We held two 0xSalon conversations under Chatham House Rule on 'Prophet Motives'. This is an audio conversation recollecting and extending those discussions.
We held two 0xSalon conversations under Chatham House Rule on 'Prophet Motives'. This is an audio conversation recollecting and extending those discussions. With Wassim Alsindi, Martina Cavalot, Jasmine Erkan, Ellie Hain, Kei Kreutler, Alessandro Longo & Karin Valis.
Topic page: https://0xsalon.pubpub.org/pub/oczjk65o/release/2?readingCollection=17bb1dac
Arena Channel: www.are.na/0x-salon/prophet-motives
Image generated with Craiyon and Stable Diffusion, 2022.
Prophet Motives explores imbrications of capital, technology, and divinity, with attention paid to the reshaping of the world map by would-be empires and their messianic figureheads. For as long as there has been financial capital, risk and speculation have orbited, manipulated and harvested from it. As narrative feedback machines, simultaneously reading and rewriting realities, markets exist as a distributed conversation amongst speculators driven by profit motives and an appetite for divination and prophecy. Despite the ostensible ‘neutrality’ afforded by technology advances, recognisable human characteristics and archetypes appear again and again.

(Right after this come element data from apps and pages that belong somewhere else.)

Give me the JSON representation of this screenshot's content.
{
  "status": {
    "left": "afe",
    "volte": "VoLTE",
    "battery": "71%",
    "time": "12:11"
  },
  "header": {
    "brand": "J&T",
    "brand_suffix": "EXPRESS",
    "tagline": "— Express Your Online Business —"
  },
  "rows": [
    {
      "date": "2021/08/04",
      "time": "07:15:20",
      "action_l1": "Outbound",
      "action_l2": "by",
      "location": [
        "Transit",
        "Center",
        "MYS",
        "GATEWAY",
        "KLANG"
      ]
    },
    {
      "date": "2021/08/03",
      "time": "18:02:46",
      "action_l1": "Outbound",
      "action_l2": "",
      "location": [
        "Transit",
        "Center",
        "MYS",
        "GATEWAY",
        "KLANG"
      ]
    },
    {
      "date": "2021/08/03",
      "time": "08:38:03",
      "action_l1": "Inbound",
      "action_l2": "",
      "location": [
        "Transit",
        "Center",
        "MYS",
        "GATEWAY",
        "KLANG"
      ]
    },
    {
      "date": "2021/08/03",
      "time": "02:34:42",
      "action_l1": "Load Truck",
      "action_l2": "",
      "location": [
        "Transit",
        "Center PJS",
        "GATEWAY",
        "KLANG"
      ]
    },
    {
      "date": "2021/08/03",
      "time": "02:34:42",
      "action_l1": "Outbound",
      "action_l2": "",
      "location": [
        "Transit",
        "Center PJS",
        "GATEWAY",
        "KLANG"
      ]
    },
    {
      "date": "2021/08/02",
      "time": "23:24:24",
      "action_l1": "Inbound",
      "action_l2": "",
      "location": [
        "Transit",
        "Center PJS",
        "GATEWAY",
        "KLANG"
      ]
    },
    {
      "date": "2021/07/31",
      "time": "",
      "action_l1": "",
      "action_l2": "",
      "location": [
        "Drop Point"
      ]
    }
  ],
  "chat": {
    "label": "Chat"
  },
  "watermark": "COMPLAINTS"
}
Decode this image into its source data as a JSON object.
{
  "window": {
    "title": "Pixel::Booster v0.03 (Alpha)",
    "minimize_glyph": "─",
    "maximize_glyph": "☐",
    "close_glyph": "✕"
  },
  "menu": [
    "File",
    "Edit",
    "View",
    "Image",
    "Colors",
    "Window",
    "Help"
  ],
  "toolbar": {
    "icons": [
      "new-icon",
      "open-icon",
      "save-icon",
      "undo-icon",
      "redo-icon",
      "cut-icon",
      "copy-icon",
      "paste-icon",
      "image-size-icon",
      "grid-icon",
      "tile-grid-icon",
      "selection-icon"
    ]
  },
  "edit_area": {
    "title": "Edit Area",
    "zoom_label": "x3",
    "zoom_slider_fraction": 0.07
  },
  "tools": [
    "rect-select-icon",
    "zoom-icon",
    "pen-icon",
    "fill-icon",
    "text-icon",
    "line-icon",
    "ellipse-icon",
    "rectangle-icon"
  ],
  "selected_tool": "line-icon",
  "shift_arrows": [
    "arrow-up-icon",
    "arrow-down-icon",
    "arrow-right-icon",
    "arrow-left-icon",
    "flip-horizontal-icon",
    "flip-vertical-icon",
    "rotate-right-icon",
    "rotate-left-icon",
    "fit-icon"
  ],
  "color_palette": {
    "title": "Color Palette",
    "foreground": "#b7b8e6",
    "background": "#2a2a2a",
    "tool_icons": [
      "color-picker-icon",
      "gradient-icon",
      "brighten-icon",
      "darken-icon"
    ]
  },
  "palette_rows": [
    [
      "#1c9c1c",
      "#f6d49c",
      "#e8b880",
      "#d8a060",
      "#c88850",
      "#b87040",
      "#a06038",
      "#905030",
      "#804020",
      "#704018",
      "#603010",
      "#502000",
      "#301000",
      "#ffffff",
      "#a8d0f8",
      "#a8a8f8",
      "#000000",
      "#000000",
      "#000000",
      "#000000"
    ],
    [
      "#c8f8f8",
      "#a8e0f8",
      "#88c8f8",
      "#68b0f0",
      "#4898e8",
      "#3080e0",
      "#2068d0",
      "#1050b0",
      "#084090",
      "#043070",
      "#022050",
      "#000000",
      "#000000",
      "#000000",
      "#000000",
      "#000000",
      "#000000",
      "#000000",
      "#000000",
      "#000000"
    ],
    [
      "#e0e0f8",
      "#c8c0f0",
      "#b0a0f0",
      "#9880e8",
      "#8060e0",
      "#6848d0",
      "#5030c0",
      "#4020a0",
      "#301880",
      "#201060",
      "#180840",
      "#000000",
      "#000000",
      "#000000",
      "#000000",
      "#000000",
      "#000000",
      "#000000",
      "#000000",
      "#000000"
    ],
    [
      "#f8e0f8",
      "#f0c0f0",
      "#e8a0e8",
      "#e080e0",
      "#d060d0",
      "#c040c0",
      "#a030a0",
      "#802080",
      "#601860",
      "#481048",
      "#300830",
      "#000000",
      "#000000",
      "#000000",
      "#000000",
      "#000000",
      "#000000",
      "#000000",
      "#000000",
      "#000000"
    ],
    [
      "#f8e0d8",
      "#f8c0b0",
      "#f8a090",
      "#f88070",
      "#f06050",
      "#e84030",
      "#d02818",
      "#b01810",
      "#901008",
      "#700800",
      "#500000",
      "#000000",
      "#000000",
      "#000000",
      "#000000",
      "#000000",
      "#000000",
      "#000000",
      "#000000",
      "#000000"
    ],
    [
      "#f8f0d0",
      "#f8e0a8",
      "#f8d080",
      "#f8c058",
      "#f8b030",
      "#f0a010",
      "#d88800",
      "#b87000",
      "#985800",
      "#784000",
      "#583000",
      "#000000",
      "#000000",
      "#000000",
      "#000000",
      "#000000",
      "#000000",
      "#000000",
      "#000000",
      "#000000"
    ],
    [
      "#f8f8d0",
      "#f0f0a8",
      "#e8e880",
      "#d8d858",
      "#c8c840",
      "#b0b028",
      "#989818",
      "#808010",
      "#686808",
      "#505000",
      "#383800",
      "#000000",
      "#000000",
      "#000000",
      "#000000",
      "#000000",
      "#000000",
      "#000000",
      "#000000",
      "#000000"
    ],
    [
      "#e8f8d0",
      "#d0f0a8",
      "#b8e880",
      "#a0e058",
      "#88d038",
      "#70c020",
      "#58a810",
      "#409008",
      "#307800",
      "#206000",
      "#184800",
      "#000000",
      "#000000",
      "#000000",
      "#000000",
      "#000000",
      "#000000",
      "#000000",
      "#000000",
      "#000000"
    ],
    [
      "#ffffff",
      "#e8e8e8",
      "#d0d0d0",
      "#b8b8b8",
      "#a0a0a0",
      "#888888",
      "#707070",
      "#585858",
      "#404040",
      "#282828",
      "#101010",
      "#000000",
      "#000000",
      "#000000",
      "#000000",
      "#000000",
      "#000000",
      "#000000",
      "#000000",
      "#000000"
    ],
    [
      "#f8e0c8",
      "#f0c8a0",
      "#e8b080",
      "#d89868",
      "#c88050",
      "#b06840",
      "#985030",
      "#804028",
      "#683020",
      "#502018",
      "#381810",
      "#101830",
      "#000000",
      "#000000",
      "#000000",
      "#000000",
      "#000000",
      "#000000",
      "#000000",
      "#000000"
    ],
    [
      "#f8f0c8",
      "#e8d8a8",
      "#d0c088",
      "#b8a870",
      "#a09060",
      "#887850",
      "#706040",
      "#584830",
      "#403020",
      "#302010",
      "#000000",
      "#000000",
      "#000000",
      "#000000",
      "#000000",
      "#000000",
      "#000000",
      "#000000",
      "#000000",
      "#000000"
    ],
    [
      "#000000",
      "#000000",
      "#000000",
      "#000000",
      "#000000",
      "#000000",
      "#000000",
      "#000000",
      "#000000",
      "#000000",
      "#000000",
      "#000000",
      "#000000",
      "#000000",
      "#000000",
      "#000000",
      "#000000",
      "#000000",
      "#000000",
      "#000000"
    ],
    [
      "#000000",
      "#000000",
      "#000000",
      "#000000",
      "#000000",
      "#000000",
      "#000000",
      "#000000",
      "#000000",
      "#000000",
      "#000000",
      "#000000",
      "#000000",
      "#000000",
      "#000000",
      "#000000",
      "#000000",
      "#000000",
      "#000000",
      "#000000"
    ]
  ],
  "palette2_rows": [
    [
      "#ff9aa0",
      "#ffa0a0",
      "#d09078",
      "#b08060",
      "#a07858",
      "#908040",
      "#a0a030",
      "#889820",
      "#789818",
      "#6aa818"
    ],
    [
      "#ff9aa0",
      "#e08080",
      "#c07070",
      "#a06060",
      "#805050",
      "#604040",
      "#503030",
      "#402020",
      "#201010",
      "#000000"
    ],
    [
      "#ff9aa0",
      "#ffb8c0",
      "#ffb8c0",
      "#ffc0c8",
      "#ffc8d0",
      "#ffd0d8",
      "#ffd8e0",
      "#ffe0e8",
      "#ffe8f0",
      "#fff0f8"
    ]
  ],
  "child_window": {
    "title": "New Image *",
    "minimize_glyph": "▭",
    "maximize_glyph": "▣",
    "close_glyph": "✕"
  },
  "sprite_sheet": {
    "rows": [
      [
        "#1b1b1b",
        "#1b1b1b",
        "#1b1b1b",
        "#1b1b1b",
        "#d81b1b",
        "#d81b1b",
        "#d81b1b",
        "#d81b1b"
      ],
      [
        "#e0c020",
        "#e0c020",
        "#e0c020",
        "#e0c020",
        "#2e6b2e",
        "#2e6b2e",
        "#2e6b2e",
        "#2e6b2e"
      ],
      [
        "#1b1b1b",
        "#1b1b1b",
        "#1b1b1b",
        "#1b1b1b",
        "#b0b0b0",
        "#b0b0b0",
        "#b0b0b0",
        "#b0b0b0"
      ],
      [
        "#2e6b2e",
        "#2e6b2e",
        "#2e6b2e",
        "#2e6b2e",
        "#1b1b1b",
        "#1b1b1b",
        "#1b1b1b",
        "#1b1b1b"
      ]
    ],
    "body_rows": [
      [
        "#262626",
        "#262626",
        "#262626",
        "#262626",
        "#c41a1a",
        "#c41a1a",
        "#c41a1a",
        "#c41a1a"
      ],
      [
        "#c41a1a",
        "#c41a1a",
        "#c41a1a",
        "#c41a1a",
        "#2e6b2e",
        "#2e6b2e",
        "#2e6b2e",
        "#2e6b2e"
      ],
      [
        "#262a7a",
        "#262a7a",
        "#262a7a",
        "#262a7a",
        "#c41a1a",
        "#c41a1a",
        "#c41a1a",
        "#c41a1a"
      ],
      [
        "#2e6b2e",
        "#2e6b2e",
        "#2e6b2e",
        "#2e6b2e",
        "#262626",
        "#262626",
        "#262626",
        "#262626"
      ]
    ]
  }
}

Today, new strains of techno-colonialism are emerging, which are the latest of a series of echoes throughout Western history. An ascendant cabal of technology elites are attempting to reshape the world in their favour, whilst hiding in plain sight behind the faceless technologies that have enriched them. Theirs is a Promethean zealotry without faith: affecting an aura of ‘divine sanction’ for the purposes of elevating the ego, enriching the ‘chosen ones’, and creating empires of varying stripes. Was it not always so? History is littered with examples of the unintended consequences that are risked when the self-righteous set the agenda. Can foreknowledge of a prophet’s motives help us prepare for and be organised against the ‘captains of industry’ and their masculine (demi)urges?